*** Provided data ***
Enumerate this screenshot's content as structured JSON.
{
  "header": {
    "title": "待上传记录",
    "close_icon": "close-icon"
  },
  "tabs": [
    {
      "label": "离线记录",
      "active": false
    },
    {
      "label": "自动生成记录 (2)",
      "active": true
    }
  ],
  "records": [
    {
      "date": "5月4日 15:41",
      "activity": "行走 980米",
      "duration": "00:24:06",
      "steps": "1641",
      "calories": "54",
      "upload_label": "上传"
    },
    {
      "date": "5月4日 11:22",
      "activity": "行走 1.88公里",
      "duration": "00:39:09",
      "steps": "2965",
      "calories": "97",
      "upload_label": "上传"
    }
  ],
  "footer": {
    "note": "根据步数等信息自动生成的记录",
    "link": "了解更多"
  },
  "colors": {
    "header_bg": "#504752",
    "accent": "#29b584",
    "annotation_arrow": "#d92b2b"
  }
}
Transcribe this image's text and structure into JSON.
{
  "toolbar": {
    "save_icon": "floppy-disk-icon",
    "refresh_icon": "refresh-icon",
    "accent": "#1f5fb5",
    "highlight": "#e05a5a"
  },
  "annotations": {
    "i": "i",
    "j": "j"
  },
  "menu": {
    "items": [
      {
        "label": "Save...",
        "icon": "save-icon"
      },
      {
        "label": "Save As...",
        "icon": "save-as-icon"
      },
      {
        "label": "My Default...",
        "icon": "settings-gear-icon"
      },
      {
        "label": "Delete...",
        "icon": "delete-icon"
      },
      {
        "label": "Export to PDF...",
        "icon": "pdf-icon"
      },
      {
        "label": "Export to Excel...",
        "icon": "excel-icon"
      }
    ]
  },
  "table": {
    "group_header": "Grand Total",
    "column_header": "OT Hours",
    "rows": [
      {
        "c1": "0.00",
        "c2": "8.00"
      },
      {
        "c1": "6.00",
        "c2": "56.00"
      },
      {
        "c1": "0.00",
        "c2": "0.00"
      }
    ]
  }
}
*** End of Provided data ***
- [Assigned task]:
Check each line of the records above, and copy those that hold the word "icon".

- [Task answer]:
    "close_icon": "close-icon"
    "save_icon": "floppy-disk-icon",
    "refresh_icon": "refresh-icon",
        "icon": "save-icon"
        "icon": "save-as-icon"
        "icon": "settings-gear-icon"
        "icon": "delete-icon"
        "icon": "pdf-icon"
        "icon": "excel-icon"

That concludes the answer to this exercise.